Accession Number:

ADA415817

Title:

A State-Space Model for River Ice Forecasting

Descriptive Note:

Technical rept.

Corporate Author:

ENGINEER RESEARCH AND DEVELOPMENT CENTER HANOVER NH COLD REGIONS RESEARCH AND ENGINEERING LAB

Personal Author(s):

Report Date:

2003-05-01

Pagination or Media Count:

113.0

Abstract:

Each winter ice forms on rivers streams, and navigable waterways, causing many problems through its effects on the operation of hydraulic control structures, locks and dams, hydropower plants, and water intakes. Ice covers increase river stages by presenting an additional rough boundary, which increases the channel wetted perimeter, reduces the channel hydraulic radius, and typically increases overall effective channel roughness. The increase in stage can result in flooding, especially during severe ice conditions or in low-lying areas. This situation is particularly critical downstream of hydroelectric power plants because the risk of ice-induced flooding may require operators of such plants to curtail power production and provide more expensive replacement power. This study presents a state space model for forecasting ice conditions and the resulting stages in rivers. The model incorporates a hydraulic component, a thermal and ice transport component, and an ice-cover progression component. The Kalman filter procedure is used to update the model with observed stages and observed positions of the upstream leading edge of the ice cover. The model thereby arrives at an efficient and optimal estimate of the river ice and hydraulic conditions. The state space model can also recursively estimate the effective channel roughness using the augmented Kalman filter procedure to account for changes in the channel roughness produced by the river ice cover and other effects. By way of an example the state space model is applied to the Missouri River downstream of Oahe Dam, located in Pierre, South Dakota, USA. Outflow from the dam, which is used for peaking power production, can vary between 0 and 55,000 cfs in a matter of minutes to meet the demands of the electric power grid it supplies. The system noise covariance of the model was adjusted to produce the optimal results based on least-squares criteria.

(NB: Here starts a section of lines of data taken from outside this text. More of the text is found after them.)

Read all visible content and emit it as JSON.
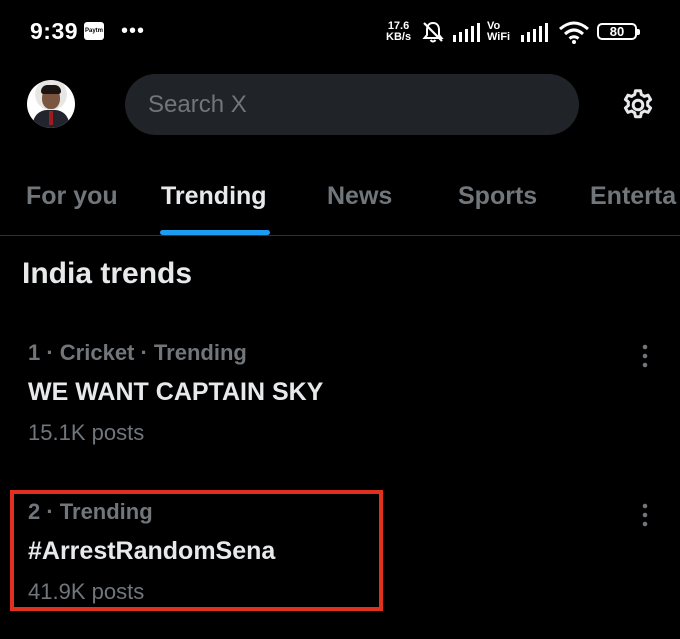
{
  "status_bar": {
    "time": "9:39",
    "paytm_icon_text": "Paytm",
    "net_speed_value": "17.6",
    "net_speed_unit": "KB/s",
    "vowifi_top": "Vo",
    "vowifi_bottom": "WiFi",
    "battery": "80"
  },
  "header": {
    "search_placeholder": "Search X"
  },
  "tabs": [
    {
      "label": "For you",
      "active": false
    },
    {
      "label": "Trending",
      "active": true
    },
    {
      "label": "News",
      "active": false
    },
    {
      "label": "Sports",
      "active": false
    },
    {
      "label": "Enterta",
      "active": false
    }
  ],
  "section": {
    "title": "India trends"
  },
  "trends": [
    {
      "meta": "1 · Cricket · Trending",
      "name": "WE WANT CAPTAIN SKY",
      "count": "15.1K posts"
    },
    {
      "meta": "2 · Trending",
      "name": "#ArrestRandomSena",
      "count": "41.9K posts"
    }
  ],
  "colors": {
    "background": "#000000",
    "accent": "#1d9bf0",
    "highlight": "#e0301e",
    "secondary_text": "#71767b"
  }
}
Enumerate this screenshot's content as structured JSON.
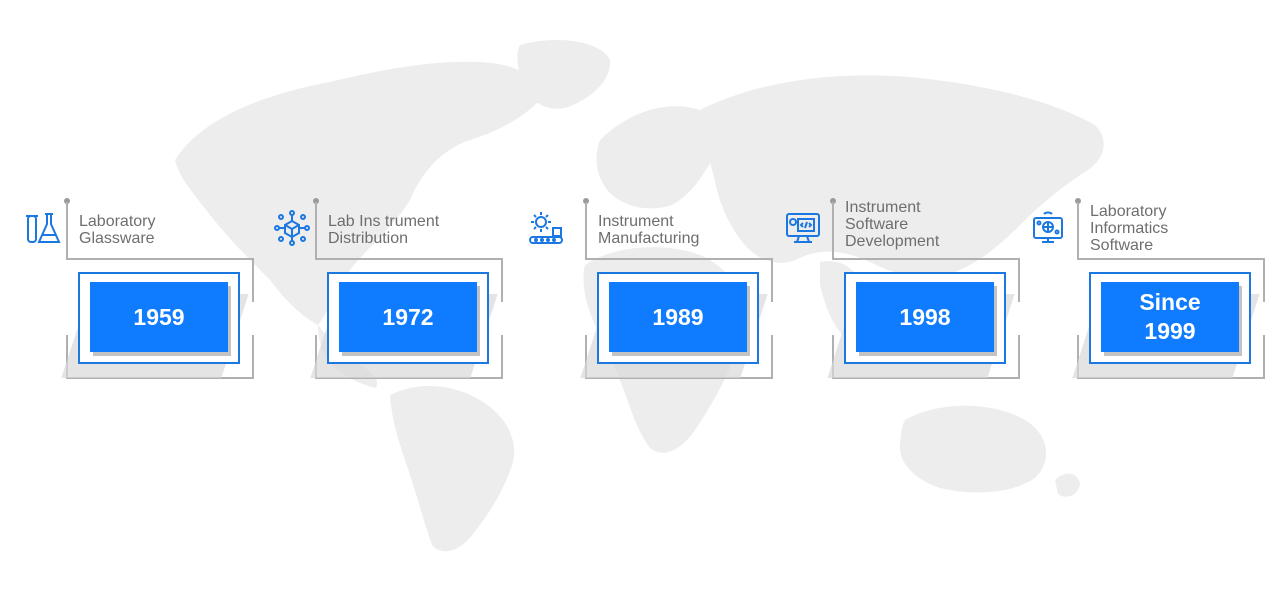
{
  "milestones": [
    {
      "label_lines": [
        "Laboratory",
        "Glassware"
      ],
      "year": "1959",
      "icon": "lab-glassware-icon"
    },
    {
      "label_lines": [
        "Lab Ins trument",
        "Distribution"
      ],
      "year": "1972",
      "icon": "distribution-network-icon"
    },
    {
      "label_lines": [
        "Instrument",
        "Manufacturing"
      ],
      "year": "1989",
      "icon": "manufacturing-gear-icon"
    },
    {
      "label_lines": [
        "Instrument",
        "Software",
        "Development"
      ],
      "year": "1998",
      "icon": "software-development-icon"
    },
    {
      "label_lines": [
        "Laboratory",
        "Informatics",
        "Software"
      ],
      "year": "Since 1999",
      "icon": "informatics-icon"
    }
  ],
  "colors": {
    "accent": "#0f7bff",
    "border": "#1a78e0",
    "line": "#b0b0b0",
    "text": "#6e6e6e",
    "map": "#ededed"
  }
}
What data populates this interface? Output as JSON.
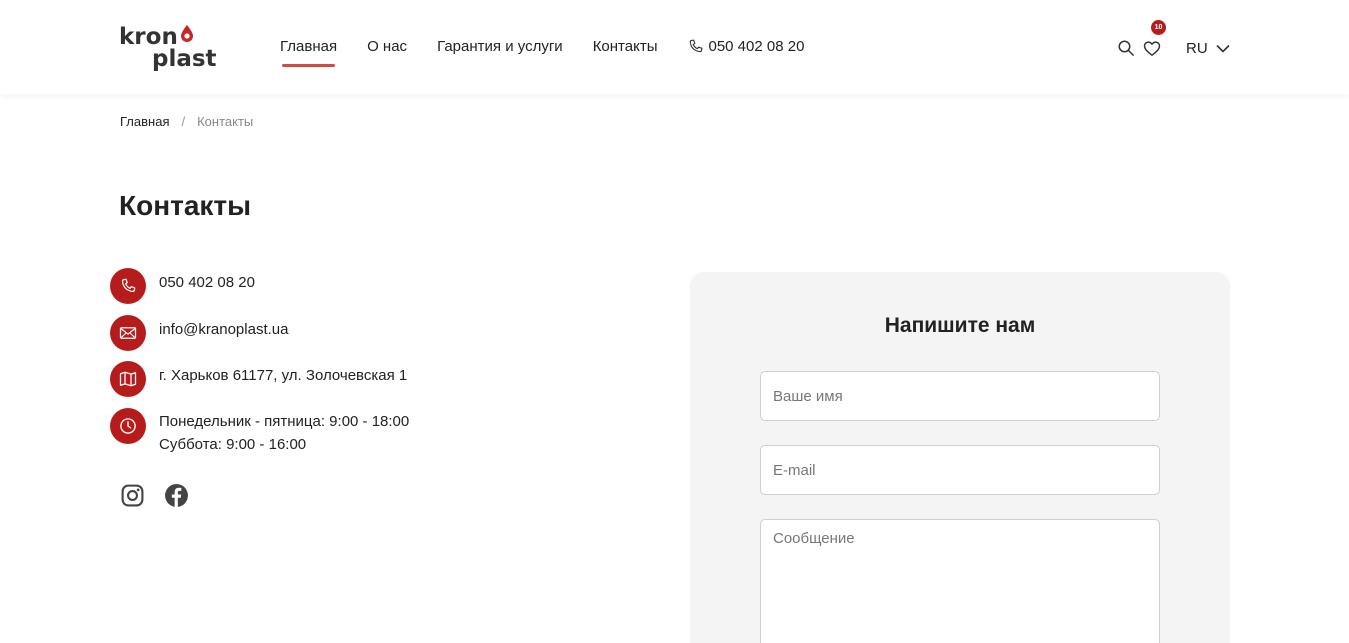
{
  "brand": {
    "logo_top": "kron",
    "logo_bottom": "plast",
    "accent": "#b71c1c",
    "nav_underline": "#d24b43"
  },
  "nav": {
    "items": [
      {
        "label": "Главная",
        "active": true
      },
      {
        "label": "О нас"
      },
      {
        "label": "Гарантия и услуги"
      },
      {
        "label": "Контакты"
      }
    ],
    "phone": "050 402 08 20",
    "phone_icon": "phone-icon"
  },
  "header_actions": {
    "search_icon": "search-icon",
    "favorites_icon": "heart-icon",
    "favorites_count": "10",
    "language": "RU",
    "language_icon": "chevron-down-icon"
  },
  "breadcrumb": {
    "home": "Главная",
    "separator": "/",
    "current": "Контакты"
  },
  "page_title": "Контакты",
  "contacts": {
    "phone": "050 402 08 20",
    "email": "info@kranoplast.ua",
    "address": "г. Харьков 61177, ул. Золочевская 1",
    "hours_weekdays": "Понедельник - пятница: 9:00 - 18:00",
    "hours_saturday": "Суббота: 9:00 - 16:00"
  },
  "socials": {
    "instagram_icon": "instagram-icon",
    "facebook_icon": "facebook-icon"
  },
  "form": {
    "title": "Напишите нам",
    "name_placeholder": "Ваше имя",
    "email_placeholder": "E-mail",
    "message_placeholder": "Сообщение"
  }
}
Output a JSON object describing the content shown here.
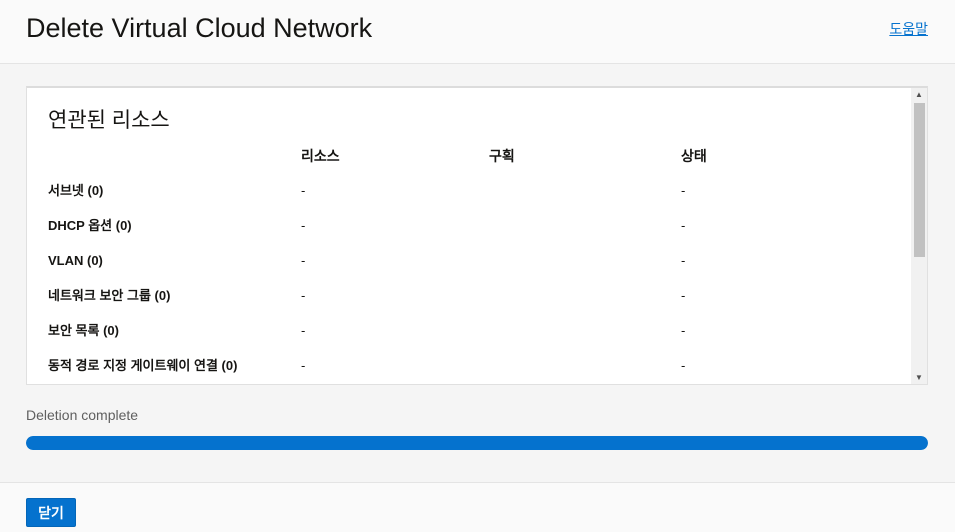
{
  "header": {
    "title": "Delete Virtual Cloud Network",
    "help_label": "도움말"
  },
  "panel": {
    "title": "연관된 리소스",
    "columns": [
      "",
      "리소스",
      "구획",
      "상태"
    ],
    "rows": [
      {
        "name": "서브넷 (0)",
        "resource": "-",
        "compartment": "",
        "status": "-"
      },
      {
        "name": "DHCP 옵션 (0)",
        "resource": "-",
        "compartment": "",
        "status": "-"
      },
      {
        "name": "VLAN (0)",
        "resource": "-",
        "compartment": "",
        "status": "-"
      },
      {
        "name": "네트워크 보안 그룹 (0)",
        "resource": "-",
        "compartment": "",
        "status": "-"
      },
      {
        "name": "보안 목록 (0)",
        "resource": "-",
        "compartment": "",
        "status": "-"
      },
      {
        "name": "동적 경로 지정 게이트웨이 연결 (0)",
        "resource": "-",
        "compartment": "",
        "status": "-"
      }
    ]
  },
  "status": {
    "label": "Deletion complete",
    "progress_percent": 100
  },
  "footer": {
    "close_label": "닫기"
  },
  "colors": {
    "accent": "#0572ce",
    "brand_red": "#c74634"
  }
}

Subject Categories:

  • Snow, Ice and Permafrost

Distribution Statement:

APPROVED FOR PUBLIC RELEASE